Assignment: Here is a block of records. Copy every line in it that includes "stats".

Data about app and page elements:

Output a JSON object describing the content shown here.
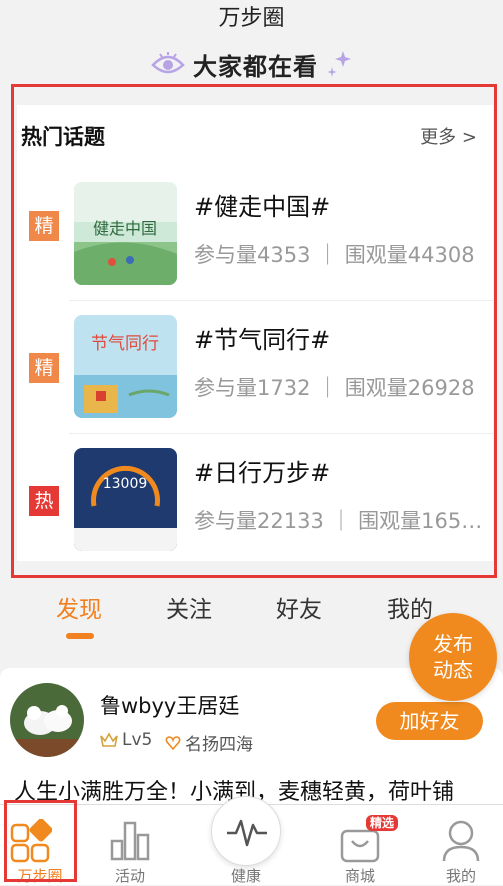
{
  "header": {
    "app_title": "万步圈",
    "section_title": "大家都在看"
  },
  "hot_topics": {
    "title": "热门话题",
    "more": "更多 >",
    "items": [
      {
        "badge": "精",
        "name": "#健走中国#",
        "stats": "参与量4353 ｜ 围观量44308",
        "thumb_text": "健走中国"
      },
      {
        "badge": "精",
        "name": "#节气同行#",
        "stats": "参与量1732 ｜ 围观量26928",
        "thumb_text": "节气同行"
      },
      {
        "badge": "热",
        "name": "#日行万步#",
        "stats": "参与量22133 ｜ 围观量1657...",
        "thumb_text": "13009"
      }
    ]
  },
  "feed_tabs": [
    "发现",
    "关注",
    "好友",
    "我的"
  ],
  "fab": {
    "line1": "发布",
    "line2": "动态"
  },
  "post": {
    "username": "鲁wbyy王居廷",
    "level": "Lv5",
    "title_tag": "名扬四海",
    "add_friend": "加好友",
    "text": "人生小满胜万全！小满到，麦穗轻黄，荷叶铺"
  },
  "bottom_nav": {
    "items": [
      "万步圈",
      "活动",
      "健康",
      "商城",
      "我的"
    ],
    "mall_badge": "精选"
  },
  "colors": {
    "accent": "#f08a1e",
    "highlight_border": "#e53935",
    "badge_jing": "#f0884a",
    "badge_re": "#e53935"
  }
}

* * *

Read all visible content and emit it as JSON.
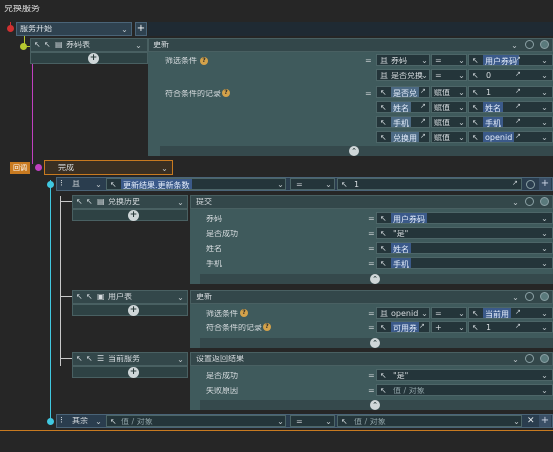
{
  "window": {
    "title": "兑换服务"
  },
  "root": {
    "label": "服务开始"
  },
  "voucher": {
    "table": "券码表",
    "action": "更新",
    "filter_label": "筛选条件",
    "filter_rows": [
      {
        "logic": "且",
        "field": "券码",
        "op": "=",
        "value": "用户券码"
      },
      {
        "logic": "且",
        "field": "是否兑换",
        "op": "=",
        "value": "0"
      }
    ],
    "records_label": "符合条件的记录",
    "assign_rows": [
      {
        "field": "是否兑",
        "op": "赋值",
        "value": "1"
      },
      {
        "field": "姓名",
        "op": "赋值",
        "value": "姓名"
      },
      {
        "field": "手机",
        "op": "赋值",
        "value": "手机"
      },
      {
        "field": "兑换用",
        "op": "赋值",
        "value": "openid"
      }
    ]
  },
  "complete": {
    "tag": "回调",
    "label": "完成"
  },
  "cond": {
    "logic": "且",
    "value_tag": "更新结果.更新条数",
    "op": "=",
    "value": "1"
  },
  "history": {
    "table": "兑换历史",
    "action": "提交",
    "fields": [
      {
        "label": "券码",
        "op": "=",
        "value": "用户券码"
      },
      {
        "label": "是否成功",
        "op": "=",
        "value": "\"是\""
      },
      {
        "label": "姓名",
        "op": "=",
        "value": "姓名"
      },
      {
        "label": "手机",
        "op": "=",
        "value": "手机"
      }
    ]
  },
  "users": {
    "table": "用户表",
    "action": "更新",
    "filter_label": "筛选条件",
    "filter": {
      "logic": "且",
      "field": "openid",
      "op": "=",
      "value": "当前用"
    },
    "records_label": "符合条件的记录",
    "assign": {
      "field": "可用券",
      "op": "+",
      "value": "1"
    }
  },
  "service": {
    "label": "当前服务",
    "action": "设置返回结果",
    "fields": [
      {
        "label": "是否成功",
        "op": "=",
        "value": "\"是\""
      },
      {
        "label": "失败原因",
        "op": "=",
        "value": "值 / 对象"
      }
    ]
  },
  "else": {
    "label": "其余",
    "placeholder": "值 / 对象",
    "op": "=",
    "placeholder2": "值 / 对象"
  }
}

Task solution:
        "stats": "参与量4353 ｜ 围观量44308",
        "stats": "参与量1732 ｜ 围观量26928",
        "stats": "参与量22133 ｜ 围观量1657...",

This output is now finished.